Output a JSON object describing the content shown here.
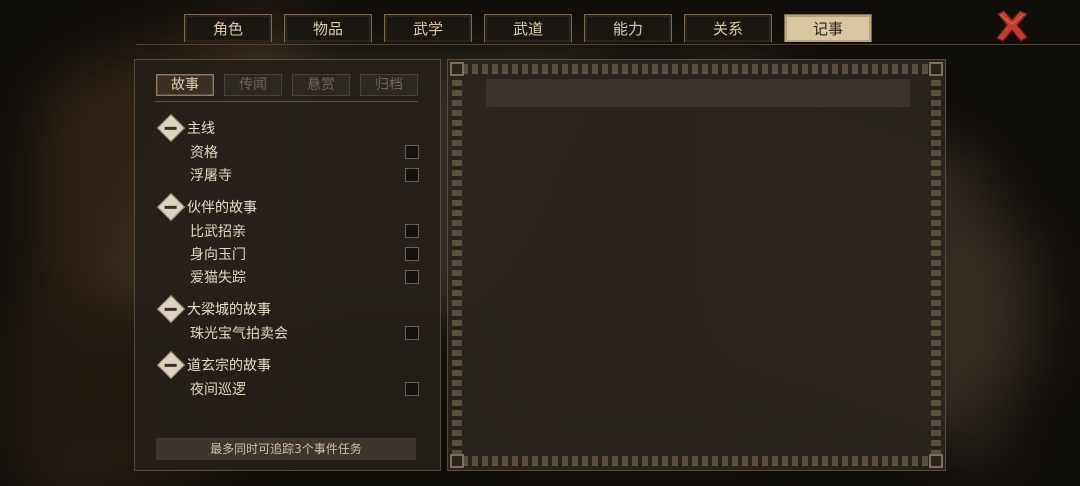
{
  "tabs": [
    "角色",
    "物品",
    "武学",
    "武道",
    "能力",
    "关系",
    "记事"
  ],
  "active_tab": "记事",
  "subtabs": [
    "故事",
    "传闻",
    "悬赏",
    "归档"
  ],
  "active_subtab": "故事",
  "groups": [
    {
      "title": "主线",
      "items": [
        "资格",
        "浮屠寺"
      ]
    },
    {
      "title": "伙伴的故事",
      "items": [
        "比武招亲",
        "身向玉门",
        "爱猫失踪"
      ]
    },
    {
      "title": "大梁城的故事",
      "items": [
        "珠光宝气拍卖会"
      ]
    },
    {
      "title": "道玄宗的故事",
      "items": [
        "夜间巡逻"
      ]
    }
  ],
  "footer_text": "最多同时可追踪3个事件任务",
  "colors": {
    "accent": "#d8c6a0",
    "close": "#c0392b"
  }
}
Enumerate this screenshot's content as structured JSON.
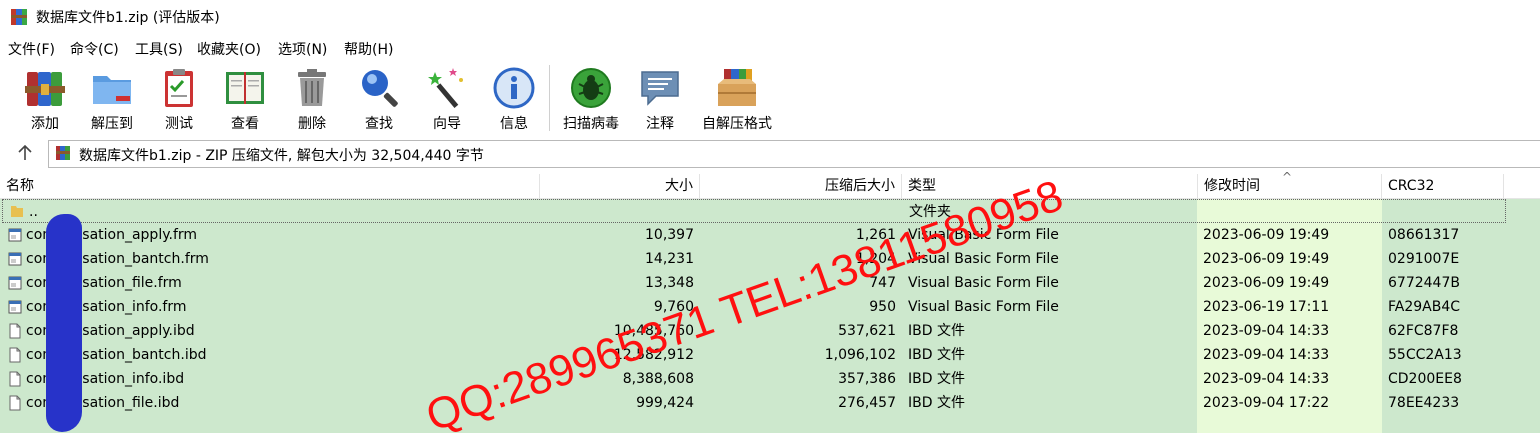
{
  "window": {
    "title": "数据库文件b1.zip (评估版本)"
  },
  "menu": [
    "文件(F)",
    "命令(C)",
    "工具(S)",
    "收藏夹(O)",
    "选项(N)",
    "帮助(H)"
  ],
  "toolbar": [
    {
      "label": "添加",
      "icon": "add-archive-icon"
    },
    {
      "label": "解压到",
      "icon": "extract-to-folder-icon"
    },
    {
      "label": "测试",
      "icon": "test-clipboard-icon"
    },
    {
      "label": "查看",
      "icon": "view-book-icon"
    },
    {
      "label": "删除",
      "icon": "trash-icon"
    },
    {
      "label": "查找",
      "icon": "magnifier-icon"
    },
    {
      "label": "向导",
      "icon": "wizard-wand-icon"
    },
    {
      "label": "信息",
      "icon": "info-icon"
    },
    {
      "label": "扫描病毒",
      "icon": "virus-scan-icon"
    },
    {
      "label": "注释",
      "icon": "comment-icon"
    },
    {
      "label": "自解压格式",
      "icon": "sfx-box-icon"
    }
  ],
  "address": {
    "text": "数据库文件b1.zip - ZIP 压缩文件, 解包大小为 32,504,440 字节"
  },
  "columns": {
    "name": "名称",
    "size": "大小",
    "packed": "压缩后大小",
    "type": "类型",
    "modified": "修改时间",
    "crc": "CRC32"
  },
  "parent_row": {
    "name": "..",
    "type": "文件夹"
  },
  "files": [
    {
      "name": "compensation_apply.frm",
      "size": "10,397",
      "packed": "1,261",
      "type": "Visual Basic Form File",
      "modified": "2023-06-09 19:49",
      "crc": "08661317",
      "kind": "frm"
    },
    {
      "name": "compensation_bantch.frm",
      "size": "14,231",
      "packed": "1,204",
      "type": "Visual Basic Form File",
      "modified": "2023-06-09 19:49",
      "crc": "0291007E",
      "kind": "frm"
    },
    {
      "name": "compensation_file.frm",
      "size": "13,348",
      "packed": "747",
      "type": "Visual Basic Form File",
      "modified": "2023-06-09 19:49",
      "crc": "6772447B",
      "kind": "frm"
    },
    {
      "name": "compensation_info.frm",
      "size": "9,760",
      "packed": "950",
      "type": "Visual Basic Form File",
      "modified": "2023-06-19 17:11",
      "crc": "FA29AB4C",
      "kind": "frm"
    },
    {
      "name": "compensation_apply.ibd",
      "size": "10,485,760",
      "packed": "537,621",
      "type": "IBD 文件",
      "modified": "2023-09-04 14:33",
      "crc": "62FC87F8",
      "kind": "ibd"
    },
    {
      "name": "compensation_bantch.ibd",
      "size": "12,582,912",
      "packed": "1,096,102",
      "type": "IBD 文件",
      "modified": "2023-09-04 14:33",
      "crc": "55CC2A13",
      "kind": "ibd"
    },
    {
      "name": "compensation_info.ibd",
      "size": "8,388,608",
      "packed": "357,386",
      "type": "IBD 文件",
      "modified": "2023-09-04 14:33",
      "crc": "CD200EE8",
      "kind": "ibd"
    },
    {
      "name": "compensation_file.ibd",
      "size": "999,424",
      "packed": "276,457",
      "type": "IBD 文件",
      "modified": "2023-09-04 17:22",
      "crc": "78EE4233",
      "kind": "ibd"
    }
  ],
  "watermark": "QQ:289965371 TEL:13811580958",
  "colors": {
    "list_bg": "#cde8cd",
    "date_highlight": "#e8fad8",
    "watermark": "#ff1010",
    "redaction": "#2733c9"
  }
}
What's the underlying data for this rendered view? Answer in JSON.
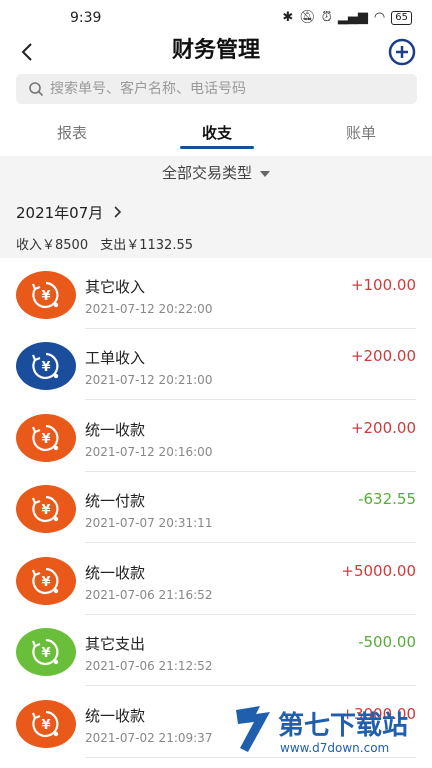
{
  "status_bar": {
    "time": "9:39",
    "battery": "65"
  },
  "header": {
    "title": "财务管理"
  },
  "search": {
    "placeholder": "搜索单号、客户名称、电话号码"
  },
  "tabs": [
    {
      "label": "报表",
      "active": false
    },
    {
      "label": "收支",
      "active": true
    },
    {
      "label": "账单",
      "active": false
    }
  ],
  "filter": {
    "label": "全部交易类型"
  },
  "month": {
    "label": "2021年07月"
  },
  "summary": {
    "income": "收入￥8500",
    "expense": "支出￥1132.55"
  },
  "transactions": [
    {
      "name": "其它收入",
      "time": "2021-07-12 20:22:00",
      "amount": "+100.00",
      "type": "income",
      "icon_color": "#e8591a"
    },
    {
      "name": "工单收入",
      "time": "2021-07-12 20:21:00",
      "amount": "+200.00",
      "type": "income",
      "icon_color": "#1a4d9c"
    },
    {
      "name": "统一收款",
      "time": "2021-07-12 20:16:00",
      "amount": "+200.00",
      "type": "income",
      "icon_color": "#e8591a"
    },
    {
      "name": "统一付款",
      "time": "2021-07-07 20:31:11",
      "amount": "-632.55",
      "type": "expense",
      "icon_color": "#e8591a"
    },
    {
      "name": "统一收款",
      "time": "2021-07-06 21:16:52",
      "amount": "+5000.00",
      "type": "income",
      "icon_color": "#e8591a"
    },
    {
      "name": "其它支出",
      "time": "2021-07-06 21:12:52",
      "amount": "-500.00",
      "type": "expense",
      "icon_color": "#6abf3a"
    },
    {
      "name": "统一收款",
      "time": "2021-07-02 21:09:37",
      "amount": "+3000.00",
      "type": "income",
      "icon_color": "#e8591a"
    }
  ],
  "colors": {
    "income": "#d23a3a",
    "expense": "#5aaa3a",
    "accent": "#1a4d9c"
  },
  "watermark": {
    "brand": "第七下载站",
    "url": "www.d7down.com"
  }
}
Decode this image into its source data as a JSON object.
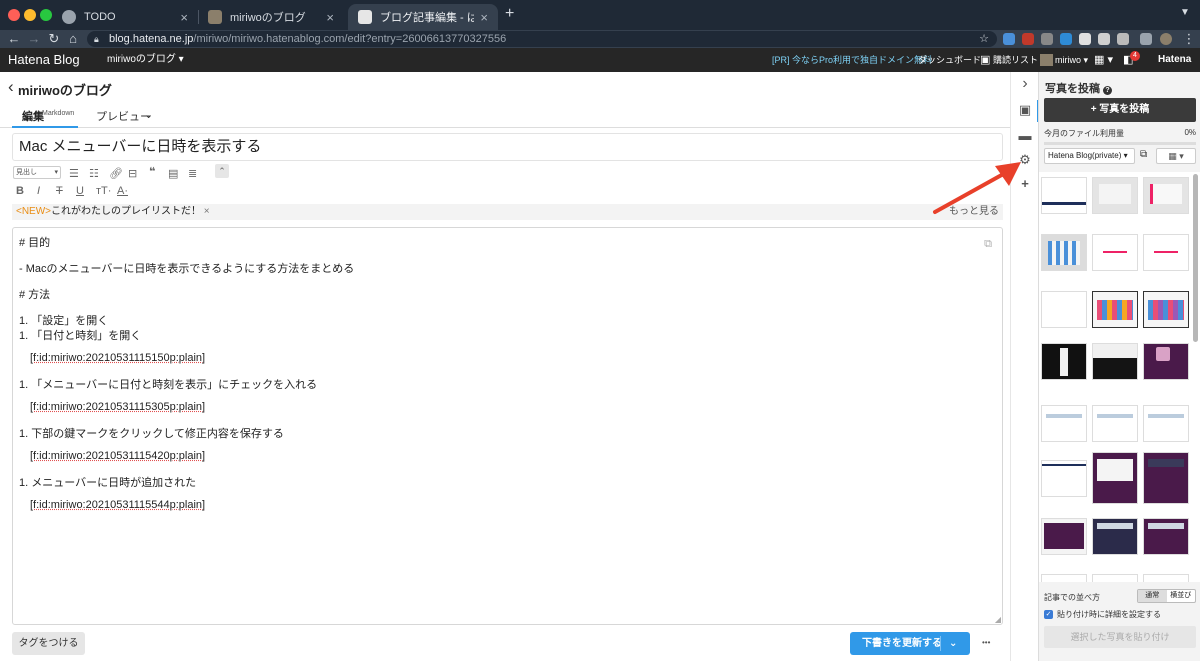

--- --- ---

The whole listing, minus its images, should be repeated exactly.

Task answer:
Output a JSON object describing the content shown here.
{
  "tabs": [
    "角色",
    "物品",
    "武学",
    "武道",
    "能力",
    "关系",
    "记事"
  ],
  "active_tab": "记事",
  "subtabs": [
    "故事",
    "传闻",
    "悬赏",
    "归档"
  ],
  "active_subtab": "故事",
  "groups": [
    {
      "title": "主线",
      "items": [
        "资格",
        "浮屠寺"
      ]
    },
    {
      "title": "伙伴的故事",
      "items": [
        "比武招亲",
        "身向玉门",
        "爱猫失踪"
      ]
    },
    {
      "title": "大梁城的故事",
      "items": [
        "珠光宝气拍卖会"
      ]
    },
    {
      "title": "道玄宗的故事",
      "items": [
        "夜间巡逻"
      ]
    }
  ],
  "footer_text": "最多同时可追踪3个事件任务",
  "colors": {
    "accent": "#d8c6a0",
    "close": "#c0392b"
  }
}
Enumerate this screenshot's content as structured JSON.
{
  "window": {
    "title": "数据库文件b1.zip (评估版本)"
  },
  "menu": [
    "文件(F)",
    "命令(C)",
    "工具(S)",
    "收藏夹(O)",
    "选项(N)",
    "帮助(H)"
  ],
  "toolbar": [
    {
      "label": "添加",
      "icon": "add-archive-icon"
    },
    {
      "label": "解压到",
      "icon": "extract-to-folder-icon"
    },
    {
      "label": "测试",
      "icon": "test-clipboard-icon"
    },
    {
      "label": "查看",
      "icon": "view-book-icon"
    },
    {
      "label": "删除",
      "icon": "trash-icon"
    },
    {
      "label": "查找",
      "icon": "magnifier-icon"
    },
    {
      "label": "向导",
      "icon": "wizard-wand-icon"
    },
    {
      "label": "信息",
      "icon": "info-icon"
    },
    {
      "label": "扫描病毒",
      "icon": "virus-scan-icon"
    },
    {
      "label": "注释",
      "icon": "comment-icon"
    },
    {
      "label": "自解压格式",
      "icon": "sfx-box-icon"
    }
  ],
  "address": {
    "text": "数据库文件b1.zip - ZIP 压缩文件, 解包大小为 32,504,440 字节"
  },
  "columns": {
    "name": "名称",
    "size": "大小",
    "packed": "压缩后大小",
    "type": "类型",
    "modified": "修改时间",
    "crc": "CRC32"
  },
  "parent_row": {
    "name": "..",
    "type": "文件夹"
  },
  "files": [
    {
      "name": "compensation_apply.frm",
      "size": "10,397",
      "packed": "1,261",
      "type": "Visual Basic Form File",
      "modified": "2023-06-09 19:49",
      "crc": "08661317",
      "kind": "frm"
    },
    {
      "name": "compensation_bantch.frm",
      "size": "14,231",
      "packed": "1,204",
      "type": "Visual Basic Form File",
      "modified": "2023-06-09 19:49",
      "crc": "0291007E",
      "kind": "frm"
    },
    {
      "name": "compensation_file.frm",
      "size": "13,348",
      "packed": "747",
      "type": "Visual Basic Form File",
      "modified": "2023-06-09 19:49",
      "crc": "6772447B",
      "kind": "frm"
    },
    {
      "name": "compensation_info.frm",
      "size": "9,760",
      "packed": "950",
      "type": "Visual Basic Form File",
      "modified": "2023-06-19 17:11",
      "crc": "FA29AB4C",
      "kind": "frm"
    },
    {
      "name": "compensation_apply.ibd",
      "size": "10,485,760",
      "packed": "537,621",
      "type": "IBD 文件",
      "modified": "2023-09-04 14:33",
      "crc": "62FC87F8",
      "kind": "ibd"
    },
    {
      "name": "compensation_bantch.ibd",
      "size": "12,582,912",
      "packed": "1,096,102",
      "type": "IBD 文件",
      "modified": "2023-09-04 14:33",
      "crc": "55CC2A13",
      "kind": "ibd"
    },
    {
      "name": "compensation_info.ibd",
      "size": "8,388,608",
      "packed": "357,386",
      "type": "IBD 文件",
      "modified": "2023-09-04 14:33",
      "crc": "CD200EE8",
      "kind": "ibd"
    },
    {
      "name": "compensation_file.ibd",
      "size": "999,424",
      "packed": "276,457",
      "type": "IBD 文件",
      "modified": "2023-09-04 17:22",
      "crc": "78EE4233",
      "kind": "ibd"
    }
  ],
  "watermark": "QQ:289965371 TEL:13811580958",
  "colors": {
    "list_bg": "#cde8cd",
    "date_highlight": "#e8fad8",
    "watermark": "#ff1010",
    "redaction": "#2733c9"
  }
}
What's the underlying data for this rendered view? Answer in JSON.
{
  "status_bar": {
    "time": "9:39",
    "battery": "65"
  },
  "header": {
    "title": "财务管理"
  },
  "search": {
    "placeholder": "搜索单号、客户名称、电话号码"
  },
  "tabs": [
    {
      "label": "报表",
      "active": false
    },
    {
      "label": "收支",
      "active": true
    },
    {
      "label": "账单",
      "active": false
    }
  ],
  "filter": {
    "label": "全部交易类型"
  },
  "month": {
    "label": "2021年07月"
  },
  "summary": {
    "income": "收入￥8500",
    "expense": "支出￥1132.55"
  },
  "transactions": [
    {
      "name": "其它收入",
      "time": "2021-07-12 20:22:00",
      "amount": "+100.00",
      "type": "income",
      "icon_color": "#e8591a"
    },
    {
      "name": "工单收入",
      "time": "2021-07-12 20:21:00",
      "amount": "+200.00",
      "type": "income",
      "icon_color": "#1a4d9c"
    },
    {
      "name": "统一收款",
      "time": "2021-07-12 20:16:00",
      "amount": "+200.00",
      "type": "income",
      "icon_color": "#e8591a"
    },
    {
      "name": "统一付款",
      "time": "2021-07-07 20:31:11",
      "amount": "-632.55",
      "type": "expense",
      "icon_color": "#e8591a"
    },
    {
      "name": "统一收款",
      "time": "2021-07-06 21:16:52",
      "amount": "+5000.00",
      "type": "income",
      "icon_color": "#e8591a"
    },
    {
      "name": "其它支出",
      "time": "2021-07-06 21:12:52",
      "amount": "-500.00",
      "type": "expense",
      "icon_color": "#6abf3a"
    },
    {
      "name": "统一收款",
      "time": "2021-07-02 21:09:37",
      "amount": "+3000.00",
      "type": "income",
      "icon_color": "#e8591a"
    }
  ],
  "colors": {
    "income": "#d23a3a",
    "expense": "#5aaa3a",
    "accent": "#1a4d9c"
  },
  "watermark": {
    "brand": "第七下载站",
    "url": "www.d7down.com"
  }
}
Decode this image into its source data as a JSON object.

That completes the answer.